> _Work item_
Return a copy of every line in the records that includes the word "Long".

> _Data for this exercise_
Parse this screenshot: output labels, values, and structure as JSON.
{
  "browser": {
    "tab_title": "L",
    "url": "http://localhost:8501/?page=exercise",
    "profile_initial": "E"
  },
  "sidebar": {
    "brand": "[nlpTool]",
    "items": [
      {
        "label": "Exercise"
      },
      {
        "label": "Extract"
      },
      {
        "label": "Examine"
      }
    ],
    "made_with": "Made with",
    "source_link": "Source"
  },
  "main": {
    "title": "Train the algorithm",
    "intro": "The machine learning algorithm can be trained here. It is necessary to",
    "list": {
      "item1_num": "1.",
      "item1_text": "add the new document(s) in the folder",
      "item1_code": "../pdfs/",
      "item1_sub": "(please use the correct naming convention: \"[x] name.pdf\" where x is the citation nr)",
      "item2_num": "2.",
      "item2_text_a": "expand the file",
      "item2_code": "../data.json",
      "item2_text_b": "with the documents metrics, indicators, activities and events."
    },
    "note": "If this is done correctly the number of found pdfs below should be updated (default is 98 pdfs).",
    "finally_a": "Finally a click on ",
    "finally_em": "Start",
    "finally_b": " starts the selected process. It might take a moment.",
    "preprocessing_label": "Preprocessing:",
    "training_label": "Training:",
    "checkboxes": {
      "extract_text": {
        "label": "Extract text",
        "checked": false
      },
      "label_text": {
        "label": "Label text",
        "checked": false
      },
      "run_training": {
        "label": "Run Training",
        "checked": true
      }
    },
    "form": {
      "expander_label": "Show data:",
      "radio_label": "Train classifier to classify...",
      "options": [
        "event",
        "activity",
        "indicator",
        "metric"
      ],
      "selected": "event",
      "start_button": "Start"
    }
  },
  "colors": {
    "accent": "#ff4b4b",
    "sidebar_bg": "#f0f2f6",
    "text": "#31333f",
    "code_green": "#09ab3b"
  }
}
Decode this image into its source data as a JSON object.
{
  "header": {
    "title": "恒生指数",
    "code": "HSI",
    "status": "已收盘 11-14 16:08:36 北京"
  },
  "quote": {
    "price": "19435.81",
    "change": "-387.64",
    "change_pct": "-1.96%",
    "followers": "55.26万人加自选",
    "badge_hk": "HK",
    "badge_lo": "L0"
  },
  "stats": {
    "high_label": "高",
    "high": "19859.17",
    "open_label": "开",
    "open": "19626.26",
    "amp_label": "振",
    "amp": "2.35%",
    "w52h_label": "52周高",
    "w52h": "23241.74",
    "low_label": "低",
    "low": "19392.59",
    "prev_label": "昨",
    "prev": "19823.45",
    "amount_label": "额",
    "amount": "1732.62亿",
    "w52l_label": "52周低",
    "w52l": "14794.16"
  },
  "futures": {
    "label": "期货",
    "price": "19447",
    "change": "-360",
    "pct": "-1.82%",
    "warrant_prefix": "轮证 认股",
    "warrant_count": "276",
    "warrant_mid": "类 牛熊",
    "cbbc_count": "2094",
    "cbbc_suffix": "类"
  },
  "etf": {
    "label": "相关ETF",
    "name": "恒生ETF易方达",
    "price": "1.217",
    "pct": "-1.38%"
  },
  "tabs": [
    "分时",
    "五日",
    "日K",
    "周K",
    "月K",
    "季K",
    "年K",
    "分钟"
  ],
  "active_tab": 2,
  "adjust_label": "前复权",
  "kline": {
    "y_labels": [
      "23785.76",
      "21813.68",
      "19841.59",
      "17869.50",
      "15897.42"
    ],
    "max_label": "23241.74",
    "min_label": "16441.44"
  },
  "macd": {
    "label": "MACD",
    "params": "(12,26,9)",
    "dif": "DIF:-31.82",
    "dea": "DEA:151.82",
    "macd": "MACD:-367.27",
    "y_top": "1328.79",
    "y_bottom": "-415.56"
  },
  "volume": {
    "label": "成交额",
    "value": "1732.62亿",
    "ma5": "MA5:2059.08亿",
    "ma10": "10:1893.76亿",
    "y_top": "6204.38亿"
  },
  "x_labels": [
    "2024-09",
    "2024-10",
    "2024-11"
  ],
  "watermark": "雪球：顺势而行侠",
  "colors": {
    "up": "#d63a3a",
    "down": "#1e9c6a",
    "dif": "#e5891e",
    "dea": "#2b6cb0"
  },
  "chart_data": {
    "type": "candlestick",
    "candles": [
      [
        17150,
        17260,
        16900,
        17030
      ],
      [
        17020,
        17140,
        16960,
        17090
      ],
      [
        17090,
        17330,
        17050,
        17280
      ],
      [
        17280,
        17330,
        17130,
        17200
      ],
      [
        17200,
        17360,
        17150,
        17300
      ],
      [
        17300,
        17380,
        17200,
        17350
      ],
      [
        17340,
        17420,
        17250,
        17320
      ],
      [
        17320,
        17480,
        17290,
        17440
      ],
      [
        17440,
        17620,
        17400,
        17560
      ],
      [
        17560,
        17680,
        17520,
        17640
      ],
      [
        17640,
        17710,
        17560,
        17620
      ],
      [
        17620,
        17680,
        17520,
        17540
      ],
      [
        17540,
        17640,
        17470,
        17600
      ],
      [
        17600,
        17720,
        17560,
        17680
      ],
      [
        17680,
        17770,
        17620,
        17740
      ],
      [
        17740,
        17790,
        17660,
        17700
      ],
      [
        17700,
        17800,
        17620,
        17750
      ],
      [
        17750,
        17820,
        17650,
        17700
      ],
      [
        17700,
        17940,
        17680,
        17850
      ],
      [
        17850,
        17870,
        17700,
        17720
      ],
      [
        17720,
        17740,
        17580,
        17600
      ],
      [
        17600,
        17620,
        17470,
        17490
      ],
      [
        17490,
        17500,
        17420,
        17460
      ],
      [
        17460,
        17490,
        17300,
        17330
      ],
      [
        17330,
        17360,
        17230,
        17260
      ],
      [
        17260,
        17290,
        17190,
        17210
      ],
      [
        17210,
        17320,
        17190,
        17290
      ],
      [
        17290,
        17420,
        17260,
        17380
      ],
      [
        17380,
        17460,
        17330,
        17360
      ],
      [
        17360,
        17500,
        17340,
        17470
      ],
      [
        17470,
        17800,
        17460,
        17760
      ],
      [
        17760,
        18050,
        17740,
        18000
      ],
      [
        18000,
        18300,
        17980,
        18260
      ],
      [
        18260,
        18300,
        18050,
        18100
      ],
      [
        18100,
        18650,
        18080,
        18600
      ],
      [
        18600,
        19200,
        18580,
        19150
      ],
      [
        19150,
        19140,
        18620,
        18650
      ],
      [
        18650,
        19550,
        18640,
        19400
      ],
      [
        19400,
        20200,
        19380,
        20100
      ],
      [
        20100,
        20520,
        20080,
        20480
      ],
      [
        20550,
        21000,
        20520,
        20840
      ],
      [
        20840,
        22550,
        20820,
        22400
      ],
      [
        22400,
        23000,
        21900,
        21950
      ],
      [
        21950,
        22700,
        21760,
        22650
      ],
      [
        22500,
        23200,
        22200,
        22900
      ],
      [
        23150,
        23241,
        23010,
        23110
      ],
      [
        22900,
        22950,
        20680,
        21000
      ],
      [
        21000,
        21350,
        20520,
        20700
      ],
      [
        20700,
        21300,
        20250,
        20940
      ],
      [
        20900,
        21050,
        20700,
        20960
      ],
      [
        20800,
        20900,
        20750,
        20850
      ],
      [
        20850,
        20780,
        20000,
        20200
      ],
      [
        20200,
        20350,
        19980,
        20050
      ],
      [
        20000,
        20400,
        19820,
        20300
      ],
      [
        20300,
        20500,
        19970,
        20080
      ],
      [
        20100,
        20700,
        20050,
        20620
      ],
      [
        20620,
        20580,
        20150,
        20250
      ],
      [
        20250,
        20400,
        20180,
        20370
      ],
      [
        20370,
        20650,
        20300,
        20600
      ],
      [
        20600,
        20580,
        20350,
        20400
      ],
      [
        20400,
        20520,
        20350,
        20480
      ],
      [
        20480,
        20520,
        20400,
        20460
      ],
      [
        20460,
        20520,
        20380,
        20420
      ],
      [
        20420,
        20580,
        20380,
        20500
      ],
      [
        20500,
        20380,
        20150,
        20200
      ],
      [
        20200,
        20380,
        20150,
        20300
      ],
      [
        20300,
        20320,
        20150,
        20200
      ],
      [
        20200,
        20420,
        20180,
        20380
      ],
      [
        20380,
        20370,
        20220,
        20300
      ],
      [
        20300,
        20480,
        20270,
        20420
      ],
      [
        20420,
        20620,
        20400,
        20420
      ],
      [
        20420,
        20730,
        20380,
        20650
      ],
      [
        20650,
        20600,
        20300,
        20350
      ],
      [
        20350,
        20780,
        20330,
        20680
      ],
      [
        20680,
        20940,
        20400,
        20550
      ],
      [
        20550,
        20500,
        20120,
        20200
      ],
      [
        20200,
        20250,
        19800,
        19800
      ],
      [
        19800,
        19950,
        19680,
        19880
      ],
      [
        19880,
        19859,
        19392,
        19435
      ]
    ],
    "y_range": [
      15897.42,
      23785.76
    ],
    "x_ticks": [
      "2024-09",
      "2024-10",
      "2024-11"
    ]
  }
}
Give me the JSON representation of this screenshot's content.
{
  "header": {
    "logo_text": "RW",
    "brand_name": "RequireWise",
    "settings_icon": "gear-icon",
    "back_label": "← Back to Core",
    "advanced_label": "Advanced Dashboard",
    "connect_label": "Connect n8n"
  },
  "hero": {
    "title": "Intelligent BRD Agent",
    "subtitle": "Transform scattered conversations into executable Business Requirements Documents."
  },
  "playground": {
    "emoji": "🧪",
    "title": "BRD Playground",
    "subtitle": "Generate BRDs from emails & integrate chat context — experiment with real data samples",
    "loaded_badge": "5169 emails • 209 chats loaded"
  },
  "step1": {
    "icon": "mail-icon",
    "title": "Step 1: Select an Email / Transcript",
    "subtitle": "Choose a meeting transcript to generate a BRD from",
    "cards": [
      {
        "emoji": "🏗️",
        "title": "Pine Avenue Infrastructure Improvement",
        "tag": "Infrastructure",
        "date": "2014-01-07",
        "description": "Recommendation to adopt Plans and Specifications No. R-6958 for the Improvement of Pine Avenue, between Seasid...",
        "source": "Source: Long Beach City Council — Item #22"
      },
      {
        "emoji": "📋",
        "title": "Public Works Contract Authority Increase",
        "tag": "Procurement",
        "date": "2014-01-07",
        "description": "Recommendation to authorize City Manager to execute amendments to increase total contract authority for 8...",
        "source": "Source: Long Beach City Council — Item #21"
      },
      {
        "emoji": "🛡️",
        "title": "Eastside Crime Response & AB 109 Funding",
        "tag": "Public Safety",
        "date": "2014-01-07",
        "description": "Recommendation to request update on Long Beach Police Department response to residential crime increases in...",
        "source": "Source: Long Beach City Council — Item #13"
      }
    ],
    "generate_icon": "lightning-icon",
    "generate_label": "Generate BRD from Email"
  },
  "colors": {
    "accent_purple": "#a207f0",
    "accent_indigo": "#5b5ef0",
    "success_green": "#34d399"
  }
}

> _Solution_
        "source": "Source: Long Beach City Council — Item #22"
        "source": "Source: Long Beach City Council — Item #21"
        "description": "Recommendation to request update on Long Beach Police Department response to residential crime increases in...",
        "source": "Source: Long Beach City Council — Item #13"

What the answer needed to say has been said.